“While often controversial, his work came from a deep love of and hope for the Church. We pray for eternal rest for his soul,” University of Notre Dame President Father John I. Jenkins, C.S.C. said of Fr. McBrien Jan. 25.
Fr. McBrien chaired the University of Notre Dame Theology Department for 11 years and chaired the Faculty Senate for three years. He joined the Notre Dame faculty in 1980, with the initiative of then-president Fr. Theodore Hesburgh, Fr. McBrien’s official website reports.
Before arriving at Notre Dame, he taught at St. John’s Seminary in Brighton, Mass. and directed the Institute of Religious Education and Pastoral Ministry at Boston College. From 1975-1976, he was the first visiting fellow at Harvard University’s John Fitzgerald Kennedy School of Government. He was president of the Catholic Theological Society of America from 1973-1974.
Fr. McBrien was a television commentator on Catholicism as well as the author of over 20 books and an opinion column. He served as the theological consultant for The DaVinci Code movie, based on Dan Brown’s much-criticized fictional novel about a centuries-long plot to cover up Jesus Christ’s marriage to Mary Magdalene.
He was an early signatory of an influential dissenting statement against Pope Paul VI’s 1968 encyclical “Humanae Vitae,” which reaffirmed Catholic teaching on the immorality of contraception.
An April 1996 U.S. bishops’ review of Fr. McBrien’s work “Catholicism” was particularly critical of the priest-theologian’s media appearances.
“McBrien gives the press what it wants to hear,” the review said. “He can be counted on to reduce magisterial doctrine and Vatican directives to matters of opinion that can be explained away or rejected when they do not conform to modern norms or the popular culture.
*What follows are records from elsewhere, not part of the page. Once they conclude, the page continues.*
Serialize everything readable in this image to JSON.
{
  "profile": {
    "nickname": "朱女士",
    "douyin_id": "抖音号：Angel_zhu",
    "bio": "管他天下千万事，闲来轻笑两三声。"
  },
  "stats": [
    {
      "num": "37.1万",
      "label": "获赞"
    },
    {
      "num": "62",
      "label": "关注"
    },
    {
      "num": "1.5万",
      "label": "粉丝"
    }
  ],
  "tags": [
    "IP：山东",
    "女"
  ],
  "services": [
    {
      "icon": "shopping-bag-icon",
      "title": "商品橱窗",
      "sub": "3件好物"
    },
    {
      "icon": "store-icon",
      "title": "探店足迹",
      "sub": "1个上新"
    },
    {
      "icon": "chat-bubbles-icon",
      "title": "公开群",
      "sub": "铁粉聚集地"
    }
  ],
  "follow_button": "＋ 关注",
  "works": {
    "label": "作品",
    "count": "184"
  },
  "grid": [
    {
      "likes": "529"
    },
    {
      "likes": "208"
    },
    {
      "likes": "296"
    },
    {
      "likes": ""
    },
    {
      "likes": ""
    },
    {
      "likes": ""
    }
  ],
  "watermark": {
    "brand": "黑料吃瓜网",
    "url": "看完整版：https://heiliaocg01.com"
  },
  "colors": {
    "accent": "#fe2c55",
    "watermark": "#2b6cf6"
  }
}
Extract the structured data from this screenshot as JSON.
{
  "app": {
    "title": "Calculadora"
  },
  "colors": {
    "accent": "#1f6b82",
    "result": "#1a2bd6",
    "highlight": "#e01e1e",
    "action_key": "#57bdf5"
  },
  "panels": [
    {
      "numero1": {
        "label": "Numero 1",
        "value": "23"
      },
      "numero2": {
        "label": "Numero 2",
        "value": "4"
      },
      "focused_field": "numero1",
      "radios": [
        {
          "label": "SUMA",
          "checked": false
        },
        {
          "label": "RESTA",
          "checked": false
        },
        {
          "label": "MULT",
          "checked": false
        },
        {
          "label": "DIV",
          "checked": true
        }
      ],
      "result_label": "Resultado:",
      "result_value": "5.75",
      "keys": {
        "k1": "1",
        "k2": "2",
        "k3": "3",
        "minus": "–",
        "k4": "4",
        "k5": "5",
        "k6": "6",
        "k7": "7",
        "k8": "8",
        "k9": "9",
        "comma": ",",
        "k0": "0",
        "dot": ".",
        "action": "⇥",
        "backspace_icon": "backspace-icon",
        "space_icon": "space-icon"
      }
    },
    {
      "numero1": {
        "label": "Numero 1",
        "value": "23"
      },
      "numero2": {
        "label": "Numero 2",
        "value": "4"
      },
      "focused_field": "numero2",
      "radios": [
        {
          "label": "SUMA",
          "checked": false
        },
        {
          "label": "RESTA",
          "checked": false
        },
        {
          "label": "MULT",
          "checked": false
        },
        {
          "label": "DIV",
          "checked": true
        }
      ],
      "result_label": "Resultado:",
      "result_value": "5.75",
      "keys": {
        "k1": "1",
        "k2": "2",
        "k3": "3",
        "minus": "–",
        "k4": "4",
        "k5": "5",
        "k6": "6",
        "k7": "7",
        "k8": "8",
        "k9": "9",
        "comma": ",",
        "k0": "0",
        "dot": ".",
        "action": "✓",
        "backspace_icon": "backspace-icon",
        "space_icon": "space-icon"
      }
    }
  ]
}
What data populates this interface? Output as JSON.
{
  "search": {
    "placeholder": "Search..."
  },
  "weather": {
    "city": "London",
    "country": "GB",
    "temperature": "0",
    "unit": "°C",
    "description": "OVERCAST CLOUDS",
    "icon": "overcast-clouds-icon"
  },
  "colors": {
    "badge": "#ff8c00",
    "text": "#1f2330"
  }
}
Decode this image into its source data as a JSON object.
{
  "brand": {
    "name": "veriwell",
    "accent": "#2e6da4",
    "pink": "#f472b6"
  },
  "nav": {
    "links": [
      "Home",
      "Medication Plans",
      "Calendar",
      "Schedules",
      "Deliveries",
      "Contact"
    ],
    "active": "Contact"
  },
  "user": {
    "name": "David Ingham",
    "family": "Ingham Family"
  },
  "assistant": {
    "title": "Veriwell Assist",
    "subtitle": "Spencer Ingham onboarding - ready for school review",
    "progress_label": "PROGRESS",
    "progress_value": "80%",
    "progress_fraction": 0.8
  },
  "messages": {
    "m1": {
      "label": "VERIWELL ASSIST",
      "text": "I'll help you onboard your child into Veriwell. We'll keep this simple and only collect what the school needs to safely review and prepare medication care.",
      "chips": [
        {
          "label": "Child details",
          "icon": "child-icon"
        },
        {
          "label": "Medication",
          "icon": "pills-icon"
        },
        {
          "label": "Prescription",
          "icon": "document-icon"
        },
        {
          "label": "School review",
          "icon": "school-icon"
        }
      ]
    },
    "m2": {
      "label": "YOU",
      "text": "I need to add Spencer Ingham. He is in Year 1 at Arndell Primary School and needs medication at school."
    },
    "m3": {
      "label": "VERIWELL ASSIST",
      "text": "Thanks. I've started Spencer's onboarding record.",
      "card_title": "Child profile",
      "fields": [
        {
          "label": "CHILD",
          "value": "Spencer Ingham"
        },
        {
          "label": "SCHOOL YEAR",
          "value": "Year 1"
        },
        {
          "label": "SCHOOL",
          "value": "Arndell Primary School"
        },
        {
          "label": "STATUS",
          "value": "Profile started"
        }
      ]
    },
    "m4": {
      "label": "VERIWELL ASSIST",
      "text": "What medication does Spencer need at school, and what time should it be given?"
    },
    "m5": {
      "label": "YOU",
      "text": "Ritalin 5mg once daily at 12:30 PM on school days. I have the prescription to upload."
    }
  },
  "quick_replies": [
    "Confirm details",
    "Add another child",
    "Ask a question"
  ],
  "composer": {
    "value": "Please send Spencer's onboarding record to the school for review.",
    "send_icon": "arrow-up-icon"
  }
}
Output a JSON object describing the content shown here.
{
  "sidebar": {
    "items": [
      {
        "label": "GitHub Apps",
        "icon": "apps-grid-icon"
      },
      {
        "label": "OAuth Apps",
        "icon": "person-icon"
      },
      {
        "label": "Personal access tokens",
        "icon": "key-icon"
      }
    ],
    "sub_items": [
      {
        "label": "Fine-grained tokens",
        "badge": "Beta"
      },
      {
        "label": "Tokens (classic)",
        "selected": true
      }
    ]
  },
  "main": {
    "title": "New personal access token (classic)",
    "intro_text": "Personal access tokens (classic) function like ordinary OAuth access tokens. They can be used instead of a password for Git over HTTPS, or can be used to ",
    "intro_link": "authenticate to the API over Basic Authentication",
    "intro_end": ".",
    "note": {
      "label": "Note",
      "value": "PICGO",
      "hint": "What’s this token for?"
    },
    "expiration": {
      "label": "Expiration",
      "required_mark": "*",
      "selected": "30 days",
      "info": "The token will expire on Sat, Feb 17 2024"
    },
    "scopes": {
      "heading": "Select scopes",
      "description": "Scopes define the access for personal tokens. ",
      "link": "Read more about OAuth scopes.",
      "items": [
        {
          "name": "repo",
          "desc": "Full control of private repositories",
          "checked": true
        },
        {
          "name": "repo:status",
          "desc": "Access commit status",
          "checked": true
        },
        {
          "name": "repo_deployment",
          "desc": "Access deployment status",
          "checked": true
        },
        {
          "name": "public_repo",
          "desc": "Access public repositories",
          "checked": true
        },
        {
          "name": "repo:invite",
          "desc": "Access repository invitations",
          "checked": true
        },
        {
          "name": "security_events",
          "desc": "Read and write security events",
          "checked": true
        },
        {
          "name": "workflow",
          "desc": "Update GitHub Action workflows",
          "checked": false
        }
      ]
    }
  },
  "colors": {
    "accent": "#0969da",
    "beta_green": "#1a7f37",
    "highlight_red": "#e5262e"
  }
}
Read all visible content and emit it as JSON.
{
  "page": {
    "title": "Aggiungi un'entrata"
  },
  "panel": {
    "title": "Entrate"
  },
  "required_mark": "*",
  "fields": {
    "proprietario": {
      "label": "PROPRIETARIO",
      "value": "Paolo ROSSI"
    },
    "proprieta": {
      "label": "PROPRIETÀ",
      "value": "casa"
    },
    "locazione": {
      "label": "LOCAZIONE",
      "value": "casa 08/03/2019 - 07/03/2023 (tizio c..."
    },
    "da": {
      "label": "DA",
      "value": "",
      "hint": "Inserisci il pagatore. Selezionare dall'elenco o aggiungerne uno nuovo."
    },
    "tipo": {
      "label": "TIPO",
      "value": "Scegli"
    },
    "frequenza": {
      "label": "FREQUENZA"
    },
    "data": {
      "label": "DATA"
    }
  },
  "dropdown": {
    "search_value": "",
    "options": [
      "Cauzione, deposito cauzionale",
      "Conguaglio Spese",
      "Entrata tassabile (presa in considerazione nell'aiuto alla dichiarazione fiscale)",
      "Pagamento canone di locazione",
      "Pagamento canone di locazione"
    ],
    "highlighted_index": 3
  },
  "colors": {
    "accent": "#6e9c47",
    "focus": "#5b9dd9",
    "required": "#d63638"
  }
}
He does this by emptying Catholic teaching of its meaning without acknowledging his opposition to it while shifting the focus to his defense of some societal value.”
The review also criticized the book “Catholicism” for some “inaccurate or at least misleading” statements. Among these is its insistence that Catholics may maintain that “Jesus Christ could have sinned.” The work also appears to cast doubt on the Catholic doctrines of the Virgin Birth and the perpetual virginity of Mary.
While acknowledging “many positive features” in the book, the review concluded that Fr. McBrien’s work posed pastoral problems, especially as a textbook for college undergraduates.
The text depicted as “open questions” issues related to contraception…